[Dataset rows for apps and sites]
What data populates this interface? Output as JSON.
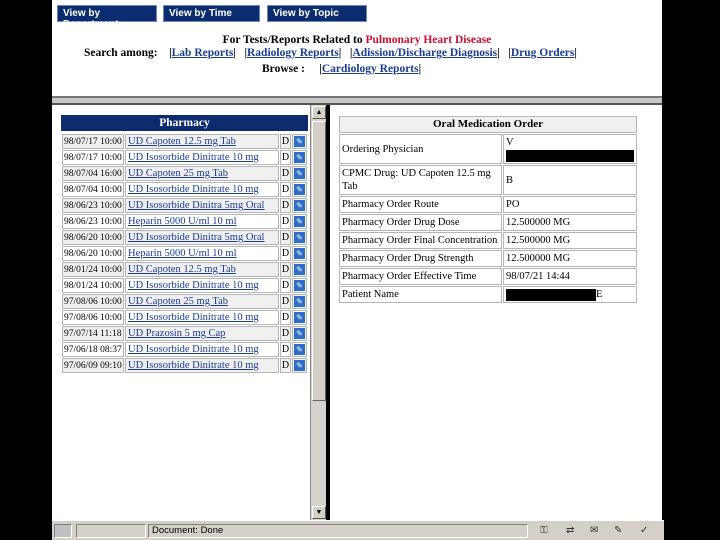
{
  "tabs": {
    "department": "View by Department",
    "time": "View by Time",
    "topic": "View by Topic"
  },
  "heading": {
    "prefix": "For Tests/Reports Related to",
    "topic": "Pulmonary Heart Disease"
  },
  "search": {
    "label": "Search among",
    "links": [
      "Lab Reports",
      "Radiology Reports",
      "Adission/Discharge Diagnosis",
      "Drug Orders"
    ]
  },
  "browse": {
    "label": "Browse",
    "link": "Cardiology Reports"
  },
  "pharmacy": {
    "title": "Pharmacy",
    "rows": [
      {
        "date": "98/07/17 10:00",
        "drug": "UD Capoten 12.5 mg Tab",
        "flag": "D"
      },
      {
        "date": "98/07/17 10:00",
        "drug": "UD Isosorbide Dinitrate 10 mg",
        "flag": "D"
      },
      {
        "date": "98/07/04 16:00",
        "drug": "UD Capoten 25 mg Tab",
        "flag": "D"
      },
      {
        "date": "98/07/04 10:00",
        "drug": "UD Isosorbide Dinitrate 10 mg",
        "flag": "D"
      },
      {
        "date": "98/06/23 10:00",
        "drug": "UD Isosorbide Dinitra 5mg Oral",
        "flag": "D"
      },
      {
        "date": "98/06/23 10:00",
        "drug": "Heparin 5000 U/ml 10 ml",
        "flag": "D"
      },
      {
        "date": "98/06/20 10:00",
        "drug": "UD Isosorbide Dinitra 5mg Oral",
        "flag": "D"
      },
      {
        "date": "98/06/20 10:00",
        "drug": "Heparin 5000 U/ml 10 ml",
        "flag": "D"
      },
      {
        "date": "98/01/24 10:00",
        "drug": "UD Capoten 12.5 mg Tab",
        "flag": "D"
      },
      {
        "date": "98/01/24 10:00",
        "drug": "UD Isosorbide Dinitrate 10 mg",
        "flag": "D"
      },
      {
        "date": "97/08/06 10:00",
        "drug": "UD Capoten 25 mg Tab",
        "flag": "D"
      },
      {
        "date": "97/08/06 10:00",
        "drug": "UD Isosorbide Dinitrate 10 mg",
        "flag": "D"
      },
      {
        "date": "97/07/14 11:18",
        "drug": "UD Prazosin 5 mg Cap",
        "flag": "D"
      },
      {
        "date": "97/06/18 08:37",
        "drug": "UD Isosorbide Dinitrate 10 mg",
        "flag": "D"
      },
      {
        "date": "97/06/09 09:10",
        "drug": "UD Isosorbide Dinitrate 10 mg",
        "flag": "D"
      }
    ]
  },
  "order": {
    "title": "Oral Medication Order",
    "fields": [
      {
        "label": "Ordering Physician",
        "value": "V",
        "redacted": true
      },
      {
        "label": "CPMC Drug: UD Capoten 12.5 mg Tab",
        "value": "B",
        "redacted": false
      },
      {
        "label": "Pharmacy Order Route",
        "value": "PO",
        "redacted": false
      },
      {
        "label": "Pharmacy Order Drug Dose",
        "value": "12.500000 MG",
        "redacted": false
      },
      {
        "label": "Pharmacy Order Final Concentration",
        "value": "12.500000 MG",
        "redacted": false
      },
      {
        "label": "Pharmacy Order Drug Strength",
        "value": "12.500000 MG",
        "redacted": false
      },
      {
        "label": "Pharmacy Order Effective Time",
        "value": "98/07/21 14:44",
        "redacted": false
      },
      {
        "label": "Patient Name",
        "value": "E",
        "redacted": true
      }
    ]
  },
  "status": {
    "text": "Document: Done"
  },
  "colors": {
    "header_bg": "#0b2c6e",
    "link": "#1a3d8f",
    "topic": "#c8102e"
  }
}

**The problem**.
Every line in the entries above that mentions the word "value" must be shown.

**Output below**.
        "value": "V",
        "value": "B",
        "value": "PO",
        "value": "12.500000 MG",
        "value": "12.500000 MG",
        "value": "12.500000 MG",
        "value": "98/07/21 14:44",
        "value": "E",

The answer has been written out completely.